WHEATON - With Governor Pat Quinn signing a bill to allow DuPage County charge a stormwater fee, the county board is expected to take up the issue at the Tuesday, August 27th meeting. The new fee would charge property owners a utility fee based on the amount of stormwater displaced by their property.
That would mean non-taxed property owners such as churches and county forest preserves may be required to pay the new utility fee to offset the costs of alleviating stormwater, a financial burden that could especially affect churches' abilities to minister to their communities. Taxpayers could end up being forced to bear the new fee's cost to the county's forest preserves.
County board members can expect to see the street into the DuPage complex lined with protestors holding umbrellas August 27th, a Tri-Count-Teas organizer said Thursday evening. Members of the group said they plan to participate in DuPage County Board's public comment period next Tuesday with concerns over the cost of the new fee, how it may affect church budgets and if upgrading their private properties to get the proposed stormwater credits could endanger their property rights.
State Rep. Jeanne Ives (R-Wheaton) said the stormwater issue is a difficult one.
"There are property owners whose properties put strain on the stormwater system, but everyone else bears the cost," she said at the Tri-Count-Teas meeting. Previous to being elected to the Illinois House, Ives served on the Wheaton City Council and was familiar with the stormwater issue.
Because West Chicago Republican State Rep. Mike Fortner proposed the idea and led it through the House, Ives referred to the legislation as "Rep. Fortner's bill."

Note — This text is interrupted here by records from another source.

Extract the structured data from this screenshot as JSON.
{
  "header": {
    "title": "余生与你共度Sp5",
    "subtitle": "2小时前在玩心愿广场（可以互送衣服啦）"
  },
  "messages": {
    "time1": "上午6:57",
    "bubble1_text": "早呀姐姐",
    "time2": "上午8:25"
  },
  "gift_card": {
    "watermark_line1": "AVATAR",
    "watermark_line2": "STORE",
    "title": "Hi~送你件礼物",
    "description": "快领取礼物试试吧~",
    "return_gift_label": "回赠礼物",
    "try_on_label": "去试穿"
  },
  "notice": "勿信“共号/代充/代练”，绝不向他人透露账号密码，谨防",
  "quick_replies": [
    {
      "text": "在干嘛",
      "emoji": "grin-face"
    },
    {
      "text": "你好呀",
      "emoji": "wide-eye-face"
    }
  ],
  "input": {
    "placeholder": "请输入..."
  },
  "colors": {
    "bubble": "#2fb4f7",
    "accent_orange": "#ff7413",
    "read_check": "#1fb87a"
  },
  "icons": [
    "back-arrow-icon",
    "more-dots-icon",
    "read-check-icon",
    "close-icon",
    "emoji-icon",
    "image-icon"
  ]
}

She said those using the system more should pay more for its use.
"I have always preferred user fees over taxing. It just seems right that those using a service more should pay for it," she said. "It is my understanding that Governor Walker in Wisconsin has had great success with this system of paying for storm drainage, and it seemed like something DuPage should be allowed to try."
On the other hand, the whole idea may collapse because of the complications in determining the fees and collecting those fees, Ives said, after talking to a DuPage County official.

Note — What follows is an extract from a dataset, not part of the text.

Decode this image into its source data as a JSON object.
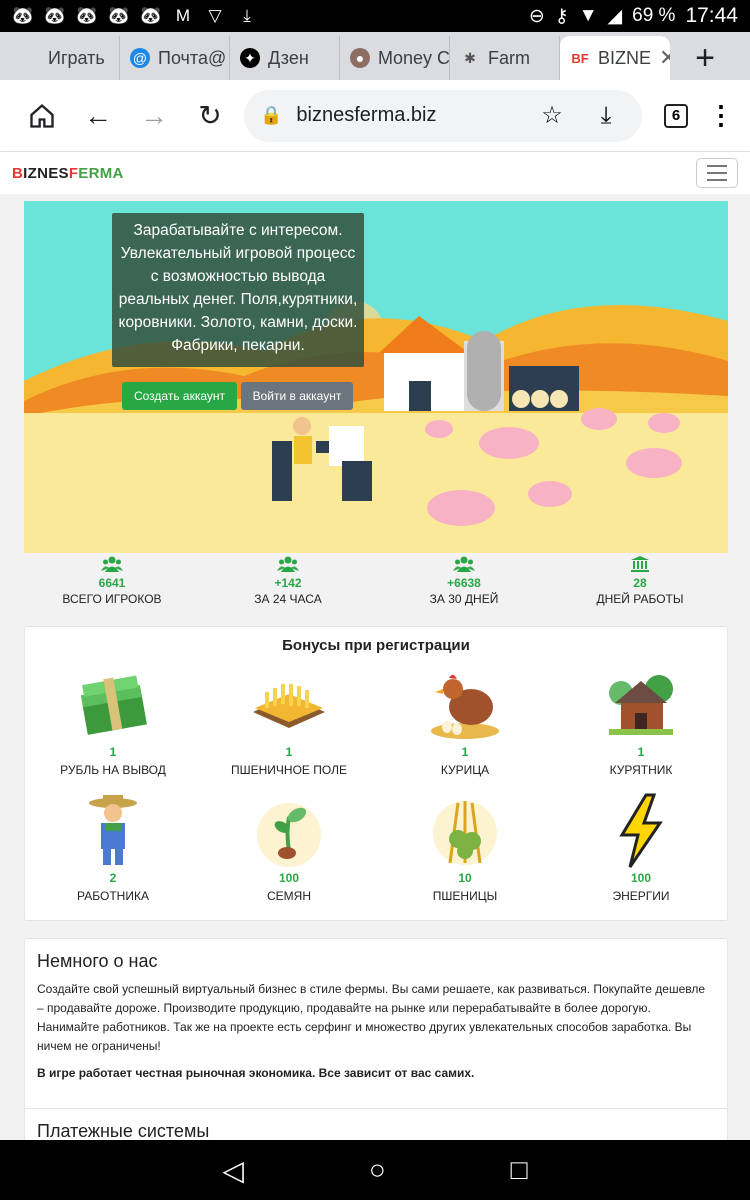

"Residents should be better protected from the flooding like we experienced this spring, and this other piece of legislation establishes a framework to improve their stormwater management," Quinn said in a statement released after he signed the legislation.
The bill's implementation is now in the hands of the DuPage County Board.